The Trust Board of the Ashram Trust is scrambling for damage control following the conscientious resignation of the senior-most Trustee of the Ashram, Albert Patel.
At first the Trustees begged Albert-da not to resign. When they found him adamant, Manoj Das Gupta, the Managing Trustee, put great pressure on him to sign a second letter of resignation where he would declare his resignation on grounds of “loss of memory and ill-health”. This is a dangerous trick that he has played with others earlier, but which everyone sees through now.
Failing all these options, Manoj Das Gupta has now ordered his men to spread the word that Albert-da is resigning only in March and not before.
Meanwhile the Trustees are in a desperate search to find a suitable successor. But this is not an easy task any more. To begin with, any successor must be someone who will swear personal loyalty to Manoj Das Gupta as against Sri Aurobindo. Some of the names being discussed include Vishweshwar, Chitra Sen and Swadesh Chatterjee who have for long proved their personal loyalties. But the thinking within the Board is to try for a better public profile to soften the widespread criticism. Two names are being discussed openly: Jhumur Bhattacharya who has been one of Manoj Das Gupta’s preferred girl-friends from his young days at theatre, and whom he has been steadily promoting first as a spiritual figurehead and later as head of the Ashram’s college and its alumni journal, and now as keeper of the Mother’s room. But the dark horse is Meera Gupta whom he had earlier assigned as head of the Ashram’s book distribution agency, and who was recently working overtime organising the Ashram-wide signature campaign to garner support to save the Trustees from going to jail.
But therein lies the rub. Although there are enough people waiting to serve the Trustees in their abuse of Sri Aurobindo, none of them is keen to go to jail with them!

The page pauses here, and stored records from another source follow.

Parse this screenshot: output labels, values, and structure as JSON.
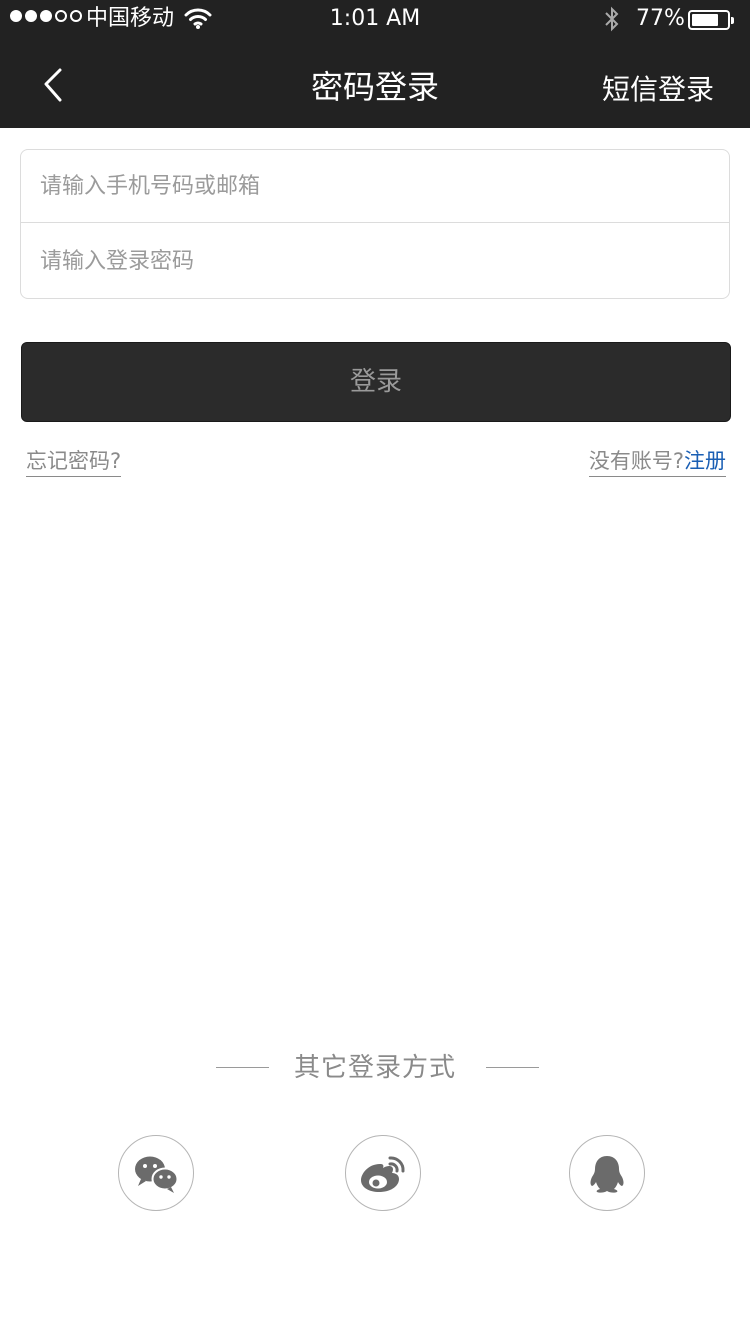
{
  "status_bar": {
    "carrier": "中国移动",
    "time": "1:01 AM",
    "battery_percent": "77%",
    "battery_level": 0.77,
    "signal_bars_filled": 3,
    "signal_bars_total": 5
  },
  "nav": {
    "title": "密码登录",
    "right_action": "短信登录",
    "back_icon": "chevron-left-icon"
  },
  "form": {
    "account_placeholder": "请输入手机号码或邮箱",
    "account_value": "",
    "password_placeholder": "请输入登录密码",
    "password_value": ""
  },
  "login_button": "登录",
  "links": {
    "forgot_password": "忘记密码?",
    "no_account": "没有账号?",
    "register": "注册"
  },
  "other_login": {
    "title": "其它登录方式",
    "methods": [
      {
        "icon": "wechat-icon"
      },
      {
        "icon": "weibo-icon"
      },
      {
        "icon": "qq-icon"
      }
    ]
  },
  "colors": {
    "header_bg": "#222222",
    "button_bg": "#2b2b2b",
    "link_blue": "#1a5fb4",
    "muted_text": "#8a8a8a"
  }
}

Vishweshwar and Chitra Sen are already telling all those who care to ask that they are too old to take up such responsibilities. Swadesh, it is felt, does not bring any value to the Trust Board. Jhumur Bhattacharya is excusing herself saying she already has too many responsibilities. Meera Gupta alone has kept a strategic silence. When asked of her chances of becoming a Trustee, she merely said, “It is for them to decide.” But she did not appear too enthusiastic. After all selling one’s conscience is easier than going to jail for life.
Albert-da may well turn out to be smartest of them all.